It went on and on, both of us tangled together; physically and spiritually…I could see the strands of light pulsing and flaring between us and wished she could see it too. I touched her with it to let her experience it as I had once before, gently this time instead of forcefully. As the image drew itself in her mind she gasped and cried out. Seeing what I saw, she lost control and began yelling her pleasure into the night.
Suddenly there was a new light, a light of this world. Sitting on the edge of the roof at the back of the motel we were in a small circle of white light from below us.
“Hey! You two! You have a room! Use it!” a voice yelled from below.
I squinted against the light and could just barely make out the man holding the flashlight.
“Sorry!” I yelled down to him, laughing.
“Get off my roof!” he shouted, then turned and left.
Magda looked embarrassed at first but my smile infected her and she nervously started to chuckle as well. She climbed off of me and I put myself back in my pants and zipped them up. She still had tears in her eyes, but the smile on her face balanced it out.
“Should we finish this inside?” I asked her.
“Uh…yeah?” she said softly, then laughed out loud. “Come on, let’s go.”
I helped her back down the other side of the roof and we went to our room and made love until the sun came up and it was time for us to leave another motel behind. 5am might be for regrets, but it could also be for renewal. If you don’t repent then you can’t forgive yourself. If you don’t regret then you can’t change. When you lose hope it just means that now you can find it again.
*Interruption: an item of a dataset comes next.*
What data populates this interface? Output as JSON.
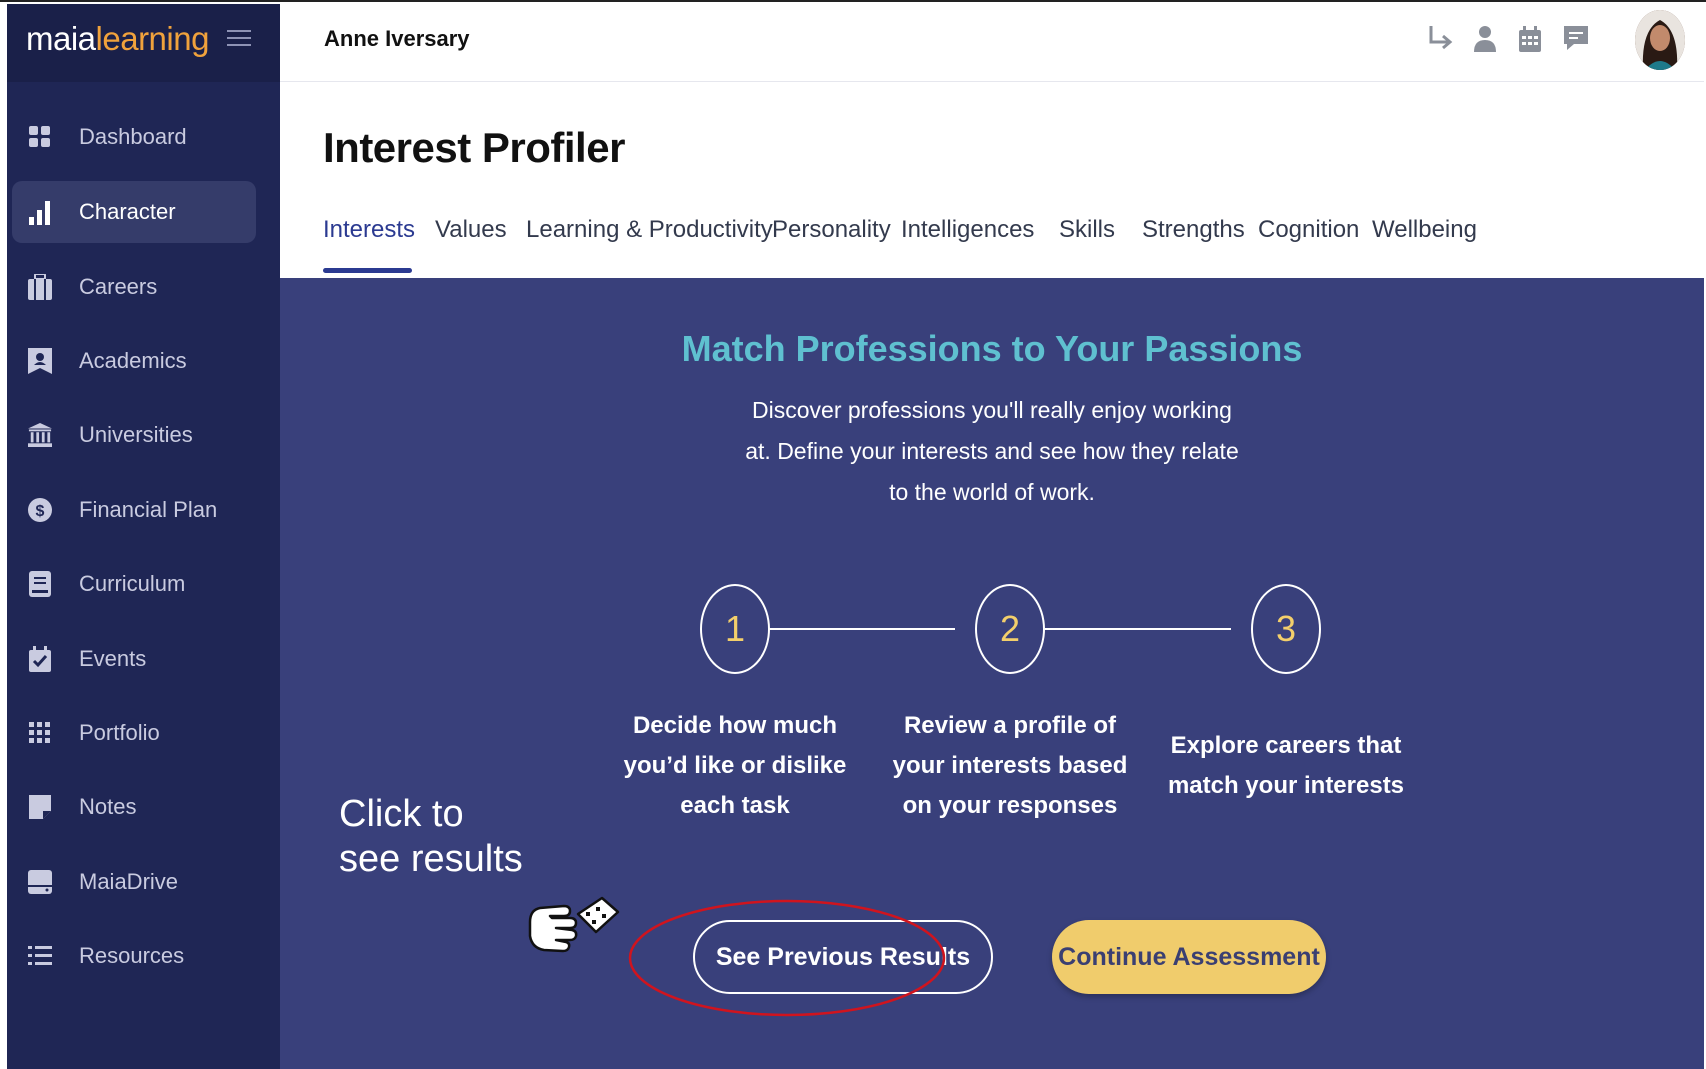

We’d lost it together. We found it together. We slept together in the car the next day as Sam drove.